**App and web page records:**
====================

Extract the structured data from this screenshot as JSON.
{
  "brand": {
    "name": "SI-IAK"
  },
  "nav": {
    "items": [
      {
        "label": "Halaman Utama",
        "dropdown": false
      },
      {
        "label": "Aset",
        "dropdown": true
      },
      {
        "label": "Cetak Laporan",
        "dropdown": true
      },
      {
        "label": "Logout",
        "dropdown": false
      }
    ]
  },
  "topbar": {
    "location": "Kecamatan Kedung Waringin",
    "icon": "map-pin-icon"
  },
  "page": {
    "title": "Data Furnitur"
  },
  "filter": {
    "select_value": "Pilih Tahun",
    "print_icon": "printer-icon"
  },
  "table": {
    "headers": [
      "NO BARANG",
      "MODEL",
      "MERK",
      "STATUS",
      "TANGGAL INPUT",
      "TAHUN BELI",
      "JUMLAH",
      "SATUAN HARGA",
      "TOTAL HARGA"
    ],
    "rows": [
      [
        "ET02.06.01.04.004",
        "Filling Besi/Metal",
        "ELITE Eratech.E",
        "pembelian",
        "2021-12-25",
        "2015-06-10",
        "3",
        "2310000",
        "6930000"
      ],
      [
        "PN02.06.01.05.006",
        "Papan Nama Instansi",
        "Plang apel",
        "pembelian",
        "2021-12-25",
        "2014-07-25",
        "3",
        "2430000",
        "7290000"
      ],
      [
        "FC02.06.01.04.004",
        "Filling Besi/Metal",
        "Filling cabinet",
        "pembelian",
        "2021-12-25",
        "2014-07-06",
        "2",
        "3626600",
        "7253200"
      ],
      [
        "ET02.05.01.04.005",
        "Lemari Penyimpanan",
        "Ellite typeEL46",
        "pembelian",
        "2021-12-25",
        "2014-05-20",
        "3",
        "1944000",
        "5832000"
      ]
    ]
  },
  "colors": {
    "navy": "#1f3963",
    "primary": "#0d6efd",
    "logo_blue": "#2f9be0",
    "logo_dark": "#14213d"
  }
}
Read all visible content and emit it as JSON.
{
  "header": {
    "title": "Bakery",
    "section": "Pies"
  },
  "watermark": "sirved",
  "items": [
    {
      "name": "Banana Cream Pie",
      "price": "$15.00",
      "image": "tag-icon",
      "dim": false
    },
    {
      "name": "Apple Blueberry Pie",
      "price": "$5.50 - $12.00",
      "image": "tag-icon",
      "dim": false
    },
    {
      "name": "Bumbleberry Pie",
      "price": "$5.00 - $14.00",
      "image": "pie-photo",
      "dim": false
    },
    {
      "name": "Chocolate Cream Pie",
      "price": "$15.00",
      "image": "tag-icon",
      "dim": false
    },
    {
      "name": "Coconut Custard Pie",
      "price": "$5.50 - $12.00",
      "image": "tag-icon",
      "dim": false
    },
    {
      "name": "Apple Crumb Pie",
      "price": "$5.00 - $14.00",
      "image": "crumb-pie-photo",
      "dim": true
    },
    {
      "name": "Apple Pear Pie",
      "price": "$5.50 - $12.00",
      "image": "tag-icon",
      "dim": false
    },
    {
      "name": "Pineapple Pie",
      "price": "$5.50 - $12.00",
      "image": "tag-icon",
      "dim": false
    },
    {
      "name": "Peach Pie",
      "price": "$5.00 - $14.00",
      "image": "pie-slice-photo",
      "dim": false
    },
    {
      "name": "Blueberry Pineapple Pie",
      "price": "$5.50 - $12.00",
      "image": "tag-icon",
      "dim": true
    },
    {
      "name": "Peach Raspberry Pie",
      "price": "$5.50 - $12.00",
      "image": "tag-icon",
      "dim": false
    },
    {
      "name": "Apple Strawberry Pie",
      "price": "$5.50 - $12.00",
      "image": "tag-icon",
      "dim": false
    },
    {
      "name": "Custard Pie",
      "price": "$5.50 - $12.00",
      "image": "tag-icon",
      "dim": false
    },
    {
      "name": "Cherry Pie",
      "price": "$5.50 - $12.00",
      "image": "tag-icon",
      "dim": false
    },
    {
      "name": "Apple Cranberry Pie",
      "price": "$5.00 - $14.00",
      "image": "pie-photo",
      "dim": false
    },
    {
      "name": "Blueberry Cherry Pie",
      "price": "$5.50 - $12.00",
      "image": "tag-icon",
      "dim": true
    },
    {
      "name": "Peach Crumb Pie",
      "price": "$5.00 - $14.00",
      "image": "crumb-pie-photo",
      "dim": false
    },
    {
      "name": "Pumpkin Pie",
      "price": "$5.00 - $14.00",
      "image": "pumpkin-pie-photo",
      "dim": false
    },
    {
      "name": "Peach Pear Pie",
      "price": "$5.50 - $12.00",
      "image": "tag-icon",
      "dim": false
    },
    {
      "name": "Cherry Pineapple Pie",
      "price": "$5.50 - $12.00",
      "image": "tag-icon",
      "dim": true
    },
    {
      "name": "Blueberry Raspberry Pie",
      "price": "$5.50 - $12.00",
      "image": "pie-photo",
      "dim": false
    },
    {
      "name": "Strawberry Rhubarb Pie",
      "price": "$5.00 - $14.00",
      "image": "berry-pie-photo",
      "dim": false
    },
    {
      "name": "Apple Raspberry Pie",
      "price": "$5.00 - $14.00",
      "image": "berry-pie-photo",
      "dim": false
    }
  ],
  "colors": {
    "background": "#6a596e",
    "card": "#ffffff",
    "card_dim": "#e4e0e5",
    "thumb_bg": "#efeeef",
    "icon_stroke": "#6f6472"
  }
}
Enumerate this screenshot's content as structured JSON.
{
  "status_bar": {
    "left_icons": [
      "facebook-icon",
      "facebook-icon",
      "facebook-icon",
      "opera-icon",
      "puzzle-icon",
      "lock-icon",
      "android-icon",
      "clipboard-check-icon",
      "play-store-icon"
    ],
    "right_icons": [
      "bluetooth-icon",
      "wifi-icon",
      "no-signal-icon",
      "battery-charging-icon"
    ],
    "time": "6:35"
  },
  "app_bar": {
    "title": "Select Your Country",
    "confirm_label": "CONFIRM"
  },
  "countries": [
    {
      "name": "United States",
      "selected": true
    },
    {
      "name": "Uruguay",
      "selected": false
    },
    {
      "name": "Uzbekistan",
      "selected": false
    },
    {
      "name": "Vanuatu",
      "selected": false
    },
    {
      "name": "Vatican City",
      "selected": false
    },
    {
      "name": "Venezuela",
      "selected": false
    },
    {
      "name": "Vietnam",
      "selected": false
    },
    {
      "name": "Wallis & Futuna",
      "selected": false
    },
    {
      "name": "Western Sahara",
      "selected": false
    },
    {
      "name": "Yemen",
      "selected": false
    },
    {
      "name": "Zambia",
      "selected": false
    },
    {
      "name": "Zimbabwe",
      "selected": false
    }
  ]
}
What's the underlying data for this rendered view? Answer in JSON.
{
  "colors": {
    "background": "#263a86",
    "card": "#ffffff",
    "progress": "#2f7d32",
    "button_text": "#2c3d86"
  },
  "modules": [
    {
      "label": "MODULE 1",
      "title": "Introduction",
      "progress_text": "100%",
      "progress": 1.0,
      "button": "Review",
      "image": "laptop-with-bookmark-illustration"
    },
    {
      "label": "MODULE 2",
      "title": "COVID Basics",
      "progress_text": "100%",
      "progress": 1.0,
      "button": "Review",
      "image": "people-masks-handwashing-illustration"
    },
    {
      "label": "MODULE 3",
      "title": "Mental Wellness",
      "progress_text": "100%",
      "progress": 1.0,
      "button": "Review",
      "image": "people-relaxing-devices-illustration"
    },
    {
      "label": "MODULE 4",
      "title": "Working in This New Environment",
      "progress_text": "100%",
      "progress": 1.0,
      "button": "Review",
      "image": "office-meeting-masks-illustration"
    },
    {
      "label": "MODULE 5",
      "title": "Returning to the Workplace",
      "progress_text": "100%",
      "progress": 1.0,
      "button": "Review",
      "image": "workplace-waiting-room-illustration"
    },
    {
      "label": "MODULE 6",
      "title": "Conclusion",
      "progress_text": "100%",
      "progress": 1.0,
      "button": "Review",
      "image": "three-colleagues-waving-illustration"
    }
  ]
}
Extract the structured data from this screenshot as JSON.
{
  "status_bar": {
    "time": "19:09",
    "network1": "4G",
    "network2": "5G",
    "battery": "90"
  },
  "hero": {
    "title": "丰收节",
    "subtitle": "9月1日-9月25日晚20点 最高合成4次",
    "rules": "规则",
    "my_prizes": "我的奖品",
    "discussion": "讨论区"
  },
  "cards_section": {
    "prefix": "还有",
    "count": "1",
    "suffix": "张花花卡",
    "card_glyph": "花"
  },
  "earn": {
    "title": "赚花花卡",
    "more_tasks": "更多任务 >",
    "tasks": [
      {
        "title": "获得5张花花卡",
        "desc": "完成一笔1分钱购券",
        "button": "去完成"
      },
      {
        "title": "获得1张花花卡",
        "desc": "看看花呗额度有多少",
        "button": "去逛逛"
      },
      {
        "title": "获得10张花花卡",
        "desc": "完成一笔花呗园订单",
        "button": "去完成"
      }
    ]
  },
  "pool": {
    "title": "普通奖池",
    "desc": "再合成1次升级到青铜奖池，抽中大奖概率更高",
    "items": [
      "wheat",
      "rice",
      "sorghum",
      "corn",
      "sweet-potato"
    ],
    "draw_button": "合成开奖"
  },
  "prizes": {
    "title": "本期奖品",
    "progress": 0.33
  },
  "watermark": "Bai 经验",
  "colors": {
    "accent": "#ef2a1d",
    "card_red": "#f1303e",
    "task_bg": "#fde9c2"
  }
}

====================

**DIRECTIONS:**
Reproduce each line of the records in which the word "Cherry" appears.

**EXERCISE SOLUTION:**
      "name": "Cherry Pie",
      "name": "Blueberry Cherry Pie",
      "name": "Cherry Pineapple Pie",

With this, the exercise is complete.